* **Data to process**:
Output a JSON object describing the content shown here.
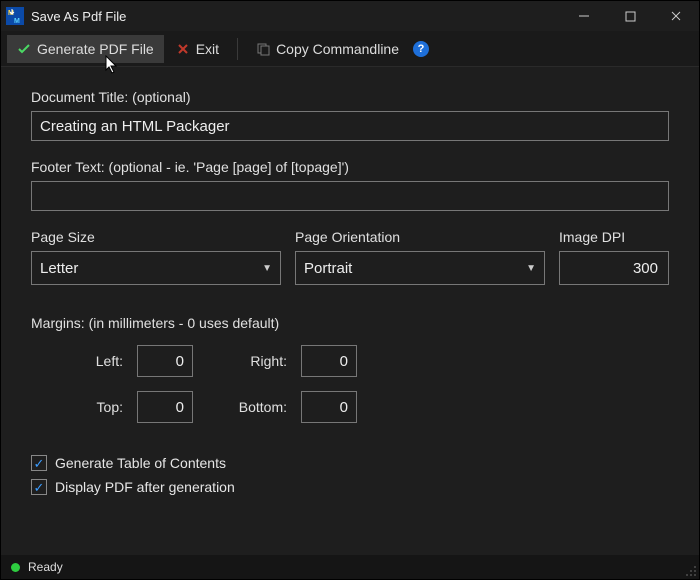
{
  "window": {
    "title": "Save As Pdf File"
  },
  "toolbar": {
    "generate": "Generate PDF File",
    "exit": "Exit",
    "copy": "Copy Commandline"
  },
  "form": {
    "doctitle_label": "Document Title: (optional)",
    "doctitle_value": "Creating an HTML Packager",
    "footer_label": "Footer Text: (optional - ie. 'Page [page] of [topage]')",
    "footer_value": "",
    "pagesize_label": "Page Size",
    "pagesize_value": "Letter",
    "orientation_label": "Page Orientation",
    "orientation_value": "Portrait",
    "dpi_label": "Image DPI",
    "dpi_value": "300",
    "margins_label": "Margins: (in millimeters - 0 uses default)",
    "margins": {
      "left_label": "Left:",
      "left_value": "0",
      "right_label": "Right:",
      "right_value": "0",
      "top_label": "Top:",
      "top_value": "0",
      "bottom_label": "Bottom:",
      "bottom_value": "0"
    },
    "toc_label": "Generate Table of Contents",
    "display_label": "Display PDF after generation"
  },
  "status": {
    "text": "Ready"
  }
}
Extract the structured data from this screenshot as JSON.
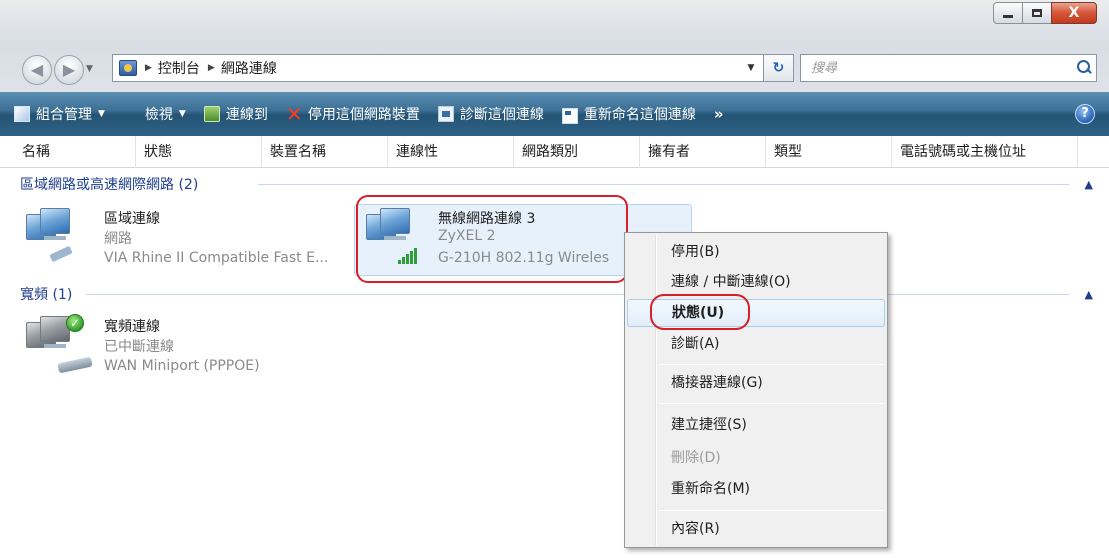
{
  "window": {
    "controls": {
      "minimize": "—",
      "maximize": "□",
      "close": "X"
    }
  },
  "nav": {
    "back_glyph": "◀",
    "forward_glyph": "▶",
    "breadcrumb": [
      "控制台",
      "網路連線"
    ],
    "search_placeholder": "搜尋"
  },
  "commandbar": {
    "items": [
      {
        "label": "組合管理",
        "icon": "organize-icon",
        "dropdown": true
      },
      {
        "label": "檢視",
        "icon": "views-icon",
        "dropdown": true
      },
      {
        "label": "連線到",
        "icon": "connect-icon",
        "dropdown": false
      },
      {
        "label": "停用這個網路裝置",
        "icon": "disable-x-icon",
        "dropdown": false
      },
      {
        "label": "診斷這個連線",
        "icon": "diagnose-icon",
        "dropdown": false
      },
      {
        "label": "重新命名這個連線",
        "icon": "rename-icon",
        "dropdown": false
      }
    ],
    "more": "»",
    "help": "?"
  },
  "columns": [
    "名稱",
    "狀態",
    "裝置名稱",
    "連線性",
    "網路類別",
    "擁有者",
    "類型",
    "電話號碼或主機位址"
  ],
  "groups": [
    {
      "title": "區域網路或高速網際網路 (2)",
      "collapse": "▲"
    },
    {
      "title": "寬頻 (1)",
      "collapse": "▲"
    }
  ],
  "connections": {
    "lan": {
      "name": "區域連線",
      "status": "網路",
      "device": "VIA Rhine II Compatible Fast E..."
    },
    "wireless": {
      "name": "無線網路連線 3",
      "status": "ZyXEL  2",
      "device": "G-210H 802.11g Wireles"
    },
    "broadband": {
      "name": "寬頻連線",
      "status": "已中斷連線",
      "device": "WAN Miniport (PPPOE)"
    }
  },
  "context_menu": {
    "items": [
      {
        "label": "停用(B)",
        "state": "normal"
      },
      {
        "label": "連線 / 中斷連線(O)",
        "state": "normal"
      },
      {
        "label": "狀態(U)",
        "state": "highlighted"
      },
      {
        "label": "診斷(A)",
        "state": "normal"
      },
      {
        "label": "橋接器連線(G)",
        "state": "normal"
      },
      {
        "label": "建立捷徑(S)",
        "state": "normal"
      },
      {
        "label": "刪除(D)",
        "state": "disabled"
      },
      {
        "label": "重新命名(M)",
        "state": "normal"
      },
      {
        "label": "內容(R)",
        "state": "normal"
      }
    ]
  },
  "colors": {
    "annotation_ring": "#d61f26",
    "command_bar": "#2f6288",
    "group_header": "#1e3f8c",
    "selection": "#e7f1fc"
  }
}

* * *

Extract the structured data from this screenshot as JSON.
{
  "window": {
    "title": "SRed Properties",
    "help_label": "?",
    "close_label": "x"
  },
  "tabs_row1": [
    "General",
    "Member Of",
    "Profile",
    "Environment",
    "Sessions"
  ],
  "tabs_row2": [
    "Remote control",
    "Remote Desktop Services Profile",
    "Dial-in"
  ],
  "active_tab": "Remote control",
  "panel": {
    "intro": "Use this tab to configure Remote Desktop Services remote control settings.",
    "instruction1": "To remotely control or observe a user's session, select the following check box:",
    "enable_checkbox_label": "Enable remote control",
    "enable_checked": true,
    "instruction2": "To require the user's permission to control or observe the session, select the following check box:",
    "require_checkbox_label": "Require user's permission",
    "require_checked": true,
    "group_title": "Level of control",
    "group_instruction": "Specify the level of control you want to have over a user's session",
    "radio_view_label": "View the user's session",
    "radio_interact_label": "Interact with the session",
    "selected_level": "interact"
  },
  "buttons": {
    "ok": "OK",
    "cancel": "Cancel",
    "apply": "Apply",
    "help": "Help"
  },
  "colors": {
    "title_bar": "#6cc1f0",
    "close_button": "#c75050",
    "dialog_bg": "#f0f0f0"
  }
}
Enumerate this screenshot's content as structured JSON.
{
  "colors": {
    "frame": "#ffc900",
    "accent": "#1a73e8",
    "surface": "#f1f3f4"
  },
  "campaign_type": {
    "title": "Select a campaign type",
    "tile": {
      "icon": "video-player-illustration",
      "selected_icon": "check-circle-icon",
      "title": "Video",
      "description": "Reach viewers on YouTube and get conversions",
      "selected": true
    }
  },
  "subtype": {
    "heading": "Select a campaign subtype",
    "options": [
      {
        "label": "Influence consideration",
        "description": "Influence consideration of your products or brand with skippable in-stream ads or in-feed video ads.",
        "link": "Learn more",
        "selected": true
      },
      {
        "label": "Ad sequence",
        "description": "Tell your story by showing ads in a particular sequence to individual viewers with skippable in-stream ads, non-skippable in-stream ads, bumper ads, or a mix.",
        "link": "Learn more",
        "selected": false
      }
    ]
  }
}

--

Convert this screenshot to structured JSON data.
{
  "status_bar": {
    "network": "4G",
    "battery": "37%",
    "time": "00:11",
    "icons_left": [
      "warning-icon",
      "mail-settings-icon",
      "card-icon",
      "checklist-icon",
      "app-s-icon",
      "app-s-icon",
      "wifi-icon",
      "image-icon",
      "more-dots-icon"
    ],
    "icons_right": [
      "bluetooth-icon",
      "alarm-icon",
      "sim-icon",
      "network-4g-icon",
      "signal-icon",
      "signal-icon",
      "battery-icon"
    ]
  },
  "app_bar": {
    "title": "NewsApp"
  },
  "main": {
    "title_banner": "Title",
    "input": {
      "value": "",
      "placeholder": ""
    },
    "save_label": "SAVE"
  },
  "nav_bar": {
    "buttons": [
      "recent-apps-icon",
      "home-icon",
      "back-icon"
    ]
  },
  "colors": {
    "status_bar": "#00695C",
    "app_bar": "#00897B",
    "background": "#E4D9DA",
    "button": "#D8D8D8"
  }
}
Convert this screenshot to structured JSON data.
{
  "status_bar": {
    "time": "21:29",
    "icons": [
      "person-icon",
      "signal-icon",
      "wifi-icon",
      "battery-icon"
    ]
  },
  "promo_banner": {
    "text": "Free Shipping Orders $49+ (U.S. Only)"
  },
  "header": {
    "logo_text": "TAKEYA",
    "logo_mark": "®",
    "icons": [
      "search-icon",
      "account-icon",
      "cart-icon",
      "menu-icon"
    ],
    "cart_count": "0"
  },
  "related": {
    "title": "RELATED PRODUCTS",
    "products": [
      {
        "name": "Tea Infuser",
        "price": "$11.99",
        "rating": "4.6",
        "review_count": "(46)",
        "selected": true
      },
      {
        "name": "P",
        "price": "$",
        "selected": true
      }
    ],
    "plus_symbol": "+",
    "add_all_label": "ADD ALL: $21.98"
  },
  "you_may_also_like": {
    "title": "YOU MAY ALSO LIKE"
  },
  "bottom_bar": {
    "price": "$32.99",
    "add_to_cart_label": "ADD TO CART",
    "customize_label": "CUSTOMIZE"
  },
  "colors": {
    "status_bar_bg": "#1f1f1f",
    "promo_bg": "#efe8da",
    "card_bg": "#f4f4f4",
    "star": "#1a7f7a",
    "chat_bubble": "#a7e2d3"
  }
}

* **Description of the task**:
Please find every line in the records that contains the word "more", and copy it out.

* **Reply to the task**:
    "more": "»",
        "link": "Learn more",
        "link": "Learn more",
      "more-dots-icon"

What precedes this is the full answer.